┌────────

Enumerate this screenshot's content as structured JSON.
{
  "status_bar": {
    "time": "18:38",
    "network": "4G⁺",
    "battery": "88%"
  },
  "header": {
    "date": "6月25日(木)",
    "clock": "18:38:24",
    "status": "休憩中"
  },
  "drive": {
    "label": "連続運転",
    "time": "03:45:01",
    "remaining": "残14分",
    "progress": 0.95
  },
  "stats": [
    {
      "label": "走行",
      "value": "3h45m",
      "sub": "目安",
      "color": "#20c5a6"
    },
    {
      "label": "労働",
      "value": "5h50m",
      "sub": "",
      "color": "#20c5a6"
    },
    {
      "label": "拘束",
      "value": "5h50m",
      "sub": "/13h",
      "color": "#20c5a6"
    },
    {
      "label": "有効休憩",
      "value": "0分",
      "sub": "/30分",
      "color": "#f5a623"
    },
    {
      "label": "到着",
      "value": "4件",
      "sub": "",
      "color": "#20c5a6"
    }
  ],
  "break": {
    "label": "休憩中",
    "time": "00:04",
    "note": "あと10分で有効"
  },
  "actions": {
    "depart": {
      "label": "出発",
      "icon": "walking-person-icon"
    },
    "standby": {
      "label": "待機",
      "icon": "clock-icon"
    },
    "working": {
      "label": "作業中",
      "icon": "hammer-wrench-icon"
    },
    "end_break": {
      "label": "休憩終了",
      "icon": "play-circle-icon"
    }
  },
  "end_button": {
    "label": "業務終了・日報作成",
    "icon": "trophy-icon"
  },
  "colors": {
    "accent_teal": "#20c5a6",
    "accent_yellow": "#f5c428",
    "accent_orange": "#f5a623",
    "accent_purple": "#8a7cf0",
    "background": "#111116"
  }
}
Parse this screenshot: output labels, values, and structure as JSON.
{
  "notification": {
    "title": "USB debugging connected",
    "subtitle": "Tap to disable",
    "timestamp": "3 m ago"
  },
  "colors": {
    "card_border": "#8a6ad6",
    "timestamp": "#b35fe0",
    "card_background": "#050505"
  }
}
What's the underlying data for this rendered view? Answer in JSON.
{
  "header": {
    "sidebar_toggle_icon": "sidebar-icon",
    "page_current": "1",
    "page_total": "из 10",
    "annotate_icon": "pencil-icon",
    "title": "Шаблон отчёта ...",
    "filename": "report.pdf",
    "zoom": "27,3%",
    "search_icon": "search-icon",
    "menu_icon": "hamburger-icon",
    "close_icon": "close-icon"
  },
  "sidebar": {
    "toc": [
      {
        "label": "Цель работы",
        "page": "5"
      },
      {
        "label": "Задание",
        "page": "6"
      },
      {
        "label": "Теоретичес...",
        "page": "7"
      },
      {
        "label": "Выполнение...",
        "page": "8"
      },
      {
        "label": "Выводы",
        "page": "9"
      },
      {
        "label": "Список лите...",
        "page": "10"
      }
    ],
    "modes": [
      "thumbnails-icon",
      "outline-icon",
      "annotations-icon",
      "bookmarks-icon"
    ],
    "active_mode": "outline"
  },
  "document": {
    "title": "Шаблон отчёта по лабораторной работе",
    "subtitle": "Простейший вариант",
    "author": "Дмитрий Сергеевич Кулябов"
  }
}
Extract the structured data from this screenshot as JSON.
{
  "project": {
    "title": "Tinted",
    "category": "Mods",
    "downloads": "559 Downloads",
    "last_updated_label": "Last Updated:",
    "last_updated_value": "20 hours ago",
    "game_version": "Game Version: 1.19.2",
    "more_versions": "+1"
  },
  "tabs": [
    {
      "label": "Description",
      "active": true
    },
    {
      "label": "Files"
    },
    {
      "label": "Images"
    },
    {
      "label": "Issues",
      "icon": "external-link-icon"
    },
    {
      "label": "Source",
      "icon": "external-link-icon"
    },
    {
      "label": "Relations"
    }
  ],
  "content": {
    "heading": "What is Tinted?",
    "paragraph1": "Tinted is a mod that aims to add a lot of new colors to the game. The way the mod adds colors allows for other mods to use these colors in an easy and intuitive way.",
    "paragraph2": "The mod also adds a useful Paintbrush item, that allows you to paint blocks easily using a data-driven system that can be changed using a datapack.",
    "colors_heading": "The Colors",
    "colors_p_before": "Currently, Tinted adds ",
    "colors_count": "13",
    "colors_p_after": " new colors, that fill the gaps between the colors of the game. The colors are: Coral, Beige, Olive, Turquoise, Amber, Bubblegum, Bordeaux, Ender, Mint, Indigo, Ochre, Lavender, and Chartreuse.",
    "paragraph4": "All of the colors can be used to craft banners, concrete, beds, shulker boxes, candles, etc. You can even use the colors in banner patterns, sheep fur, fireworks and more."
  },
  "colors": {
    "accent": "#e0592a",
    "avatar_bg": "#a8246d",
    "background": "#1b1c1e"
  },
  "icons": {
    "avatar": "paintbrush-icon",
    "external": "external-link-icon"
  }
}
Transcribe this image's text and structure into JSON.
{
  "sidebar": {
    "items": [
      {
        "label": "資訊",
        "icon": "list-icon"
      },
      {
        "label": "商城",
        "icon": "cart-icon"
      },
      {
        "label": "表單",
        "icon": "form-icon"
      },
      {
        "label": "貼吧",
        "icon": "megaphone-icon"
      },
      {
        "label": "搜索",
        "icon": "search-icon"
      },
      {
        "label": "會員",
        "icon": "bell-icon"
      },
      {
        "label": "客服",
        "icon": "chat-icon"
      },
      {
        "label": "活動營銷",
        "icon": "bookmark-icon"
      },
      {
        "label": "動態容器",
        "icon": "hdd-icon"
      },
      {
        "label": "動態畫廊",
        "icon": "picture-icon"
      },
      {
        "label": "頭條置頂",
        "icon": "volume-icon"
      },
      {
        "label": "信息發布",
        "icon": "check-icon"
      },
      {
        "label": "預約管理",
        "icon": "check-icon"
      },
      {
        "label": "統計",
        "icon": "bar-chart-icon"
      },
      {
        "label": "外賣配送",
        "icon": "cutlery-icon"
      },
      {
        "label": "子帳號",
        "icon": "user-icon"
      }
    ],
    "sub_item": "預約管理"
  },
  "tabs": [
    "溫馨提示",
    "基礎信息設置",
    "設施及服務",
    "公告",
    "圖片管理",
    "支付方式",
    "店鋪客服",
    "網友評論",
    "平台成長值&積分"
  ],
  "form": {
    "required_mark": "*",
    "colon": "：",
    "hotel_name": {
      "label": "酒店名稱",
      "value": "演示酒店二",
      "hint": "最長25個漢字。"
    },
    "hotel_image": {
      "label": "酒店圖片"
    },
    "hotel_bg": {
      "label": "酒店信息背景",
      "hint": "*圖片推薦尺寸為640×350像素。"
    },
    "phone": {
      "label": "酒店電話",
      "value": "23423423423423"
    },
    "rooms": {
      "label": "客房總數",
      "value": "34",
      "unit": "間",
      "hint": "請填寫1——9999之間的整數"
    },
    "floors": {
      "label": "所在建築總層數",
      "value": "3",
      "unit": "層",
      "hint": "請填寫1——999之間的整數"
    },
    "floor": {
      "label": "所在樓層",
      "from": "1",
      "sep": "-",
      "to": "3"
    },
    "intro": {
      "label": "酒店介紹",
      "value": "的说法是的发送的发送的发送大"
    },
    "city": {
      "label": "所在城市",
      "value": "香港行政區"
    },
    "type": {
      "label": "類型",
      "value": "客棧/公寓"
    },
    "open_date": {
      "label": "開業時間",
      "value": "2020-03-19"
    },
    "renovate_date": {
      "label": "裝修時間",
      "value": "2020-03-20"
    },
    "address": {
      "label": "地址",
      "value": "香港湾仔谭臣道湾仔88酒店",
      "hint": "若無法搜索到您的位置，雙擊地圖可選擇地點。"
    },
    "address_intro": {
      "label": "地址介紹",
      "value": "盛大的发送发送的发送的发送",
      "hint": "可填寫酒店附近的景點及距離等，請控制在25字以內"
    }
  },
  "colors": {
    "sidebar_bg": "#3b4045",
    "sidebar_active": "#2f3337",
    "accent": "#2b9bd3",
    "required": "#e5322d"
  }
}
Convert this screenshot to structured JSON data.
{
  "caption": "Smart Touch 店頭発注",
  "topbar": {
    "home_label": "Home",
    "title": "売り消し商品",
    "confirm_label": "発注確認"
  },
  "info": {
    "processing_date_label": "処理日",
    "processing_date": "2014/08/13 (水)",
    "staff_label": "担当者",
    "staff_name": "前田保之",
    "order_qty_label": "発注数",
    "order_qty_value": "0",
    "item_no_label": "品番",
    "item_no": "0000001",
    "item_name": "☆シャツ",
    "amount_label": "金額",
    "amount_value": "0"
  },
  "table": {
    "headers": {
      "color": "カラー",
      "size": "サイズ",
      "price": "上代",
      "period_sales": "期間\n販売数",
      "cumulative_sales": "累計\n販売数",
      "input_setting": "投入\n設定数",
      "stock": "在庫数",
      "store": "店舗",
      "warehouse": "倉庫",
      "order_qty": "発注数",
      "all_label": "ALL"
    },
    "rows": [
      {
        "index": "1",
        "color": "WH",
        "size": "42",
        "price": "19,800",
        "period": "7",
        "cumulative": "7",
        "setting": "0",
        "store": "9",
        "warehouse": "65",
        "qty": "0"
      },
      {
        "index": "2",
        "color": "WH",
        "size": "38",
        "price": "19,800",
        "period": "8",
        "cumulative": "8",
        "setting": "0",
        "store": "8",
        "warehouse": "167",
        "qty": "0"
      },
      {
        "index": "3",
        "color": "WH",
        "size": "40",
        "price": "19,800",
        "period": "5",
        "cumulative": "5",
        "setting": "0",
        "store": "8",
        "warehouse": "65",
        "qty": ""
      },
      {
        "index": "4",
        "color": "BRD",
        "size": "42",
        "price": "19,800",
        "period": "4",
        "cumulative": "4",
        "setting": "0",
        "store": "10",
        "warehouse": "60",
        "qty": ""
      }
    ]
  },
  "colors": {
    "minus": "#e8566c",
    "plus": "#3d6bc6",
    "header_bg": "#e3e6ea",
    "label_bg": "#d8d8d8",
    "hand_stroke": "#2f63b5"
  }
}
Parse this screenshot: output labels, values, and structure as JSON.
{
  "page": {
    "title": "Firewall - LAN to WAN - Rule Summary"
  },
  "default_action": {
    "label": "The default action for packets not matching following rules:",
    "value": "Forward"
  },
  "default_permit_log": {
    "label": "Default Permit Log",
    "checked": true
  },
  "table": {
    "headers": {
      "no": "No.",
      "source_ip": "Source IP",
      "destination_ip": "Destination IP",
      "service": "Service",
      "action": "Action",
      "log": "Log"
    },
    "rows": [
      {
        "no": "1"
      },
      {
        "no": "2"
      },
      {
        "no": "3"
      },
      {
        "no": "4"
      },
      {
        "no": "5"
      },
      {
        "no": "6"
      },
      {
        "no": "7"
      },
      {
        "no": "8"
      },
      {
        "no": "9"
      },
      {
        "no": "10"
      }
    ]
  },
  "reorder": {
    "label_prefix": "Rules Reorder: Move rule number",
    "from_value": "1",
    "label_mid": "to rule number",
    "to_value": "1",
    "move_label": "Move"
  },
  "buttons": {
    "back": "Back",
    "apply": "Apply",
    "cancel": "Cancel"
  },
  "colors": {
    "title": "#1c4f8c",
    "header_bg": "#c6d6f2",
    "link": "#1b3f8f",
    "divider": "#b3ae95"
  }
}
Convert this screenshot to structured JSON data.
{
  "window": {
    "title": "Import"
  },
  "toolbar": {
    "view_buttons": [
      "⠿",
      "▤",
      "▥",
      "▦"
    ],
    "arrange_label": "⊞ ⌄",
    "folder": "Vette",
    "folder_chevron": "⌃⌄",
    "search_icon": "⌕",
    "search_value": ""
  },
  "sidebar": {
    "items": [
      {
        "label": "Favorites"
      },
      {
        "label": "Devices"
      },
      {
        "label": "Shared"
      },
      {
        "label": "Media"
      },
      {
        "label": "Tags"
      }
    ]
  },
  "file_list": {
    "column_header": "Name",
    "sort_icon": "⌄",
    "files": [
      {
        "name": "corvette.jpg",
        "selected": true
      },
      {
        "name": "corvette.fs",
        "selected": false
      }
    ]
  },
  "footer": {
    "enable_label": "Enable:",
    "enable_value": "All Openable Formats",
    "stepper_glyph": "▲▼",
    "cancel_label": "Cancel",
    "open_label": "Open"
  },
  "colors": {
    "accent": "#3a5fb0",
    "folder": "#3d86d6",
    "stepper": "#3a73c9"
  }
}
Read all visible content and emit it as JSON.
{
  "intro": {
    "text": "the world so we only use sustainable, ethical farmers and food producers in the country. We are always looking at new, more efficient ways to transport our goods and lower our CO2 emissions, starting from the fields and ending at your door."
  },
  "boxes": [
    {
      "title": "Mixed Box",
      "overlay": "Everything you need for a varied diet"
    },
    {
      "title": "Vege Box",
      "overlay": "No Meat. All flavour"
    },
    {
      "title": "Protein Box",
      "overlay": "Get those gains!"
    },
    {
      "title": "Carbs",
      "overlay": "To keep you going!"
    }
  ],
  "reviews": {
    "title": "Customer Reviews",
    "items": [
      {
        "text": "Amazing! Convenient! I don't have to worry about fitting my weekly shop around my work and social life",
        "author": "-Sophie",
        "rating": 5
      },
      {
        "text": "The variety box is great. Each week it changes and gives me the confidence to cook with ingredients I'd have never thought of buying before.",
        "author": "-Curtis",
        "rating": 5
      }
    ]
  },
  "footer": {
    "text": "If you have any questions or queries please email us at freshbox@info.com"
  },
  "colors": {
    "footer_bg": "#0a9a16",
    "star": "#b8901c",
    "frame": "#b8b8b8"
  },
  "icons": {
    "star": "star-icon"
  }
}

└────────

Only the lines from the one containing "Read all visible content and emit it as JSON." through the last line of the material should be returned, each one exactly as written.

# Your solution:
Read all visible content and emit it as JSON.
{
  "intro": {
    "text": "the world so we only use sustainable, ethical farmers and food producers in the country. We are always looking at new, more efficient ways to transport our goods and lower our CO2 emissions, starting from the fields and ending at your door."
  },
  "boxes": [
    {
      "title": "Mixed Box",
      "overlay": "Everything you need for a varied diet"
    },
    {
      "title": "Vege Box",
      "overlay": "No Meat. All flavour"
    },
    {
      "title": "Protein Box",
      "overlay": "Get those gains!"
    },
    {
      "title": "Carbs",
      "overlay": "To keep you going!"
    }
  ],
  "reviews": {
    "title": "Customer Reviews",
    "items": [
      {
        "text": "Amazing! Convenient! I don't have to worry about fitting my weekly shop around my work and social life",
        "author": "-Sophie",
        "rating": 5
      },
      {
        "text": "The variety box is great. Each week it changes and gives me the confidence to cook with ingredients I'd have never thought of buying before.",
        "author": "-Curtis",
        "rating": 5
      }
    ]
  },
  "footer": {
    "text": "If you have any questions or queries please email us at freshbox@info.com"
  },
  "colors": {
    "footer_bg": "#0a9a16",
    "star": "#b8901c",
    "frame": "#b8b8b8"
  },
  "icons": {
    "star": "star-icon"
  }
}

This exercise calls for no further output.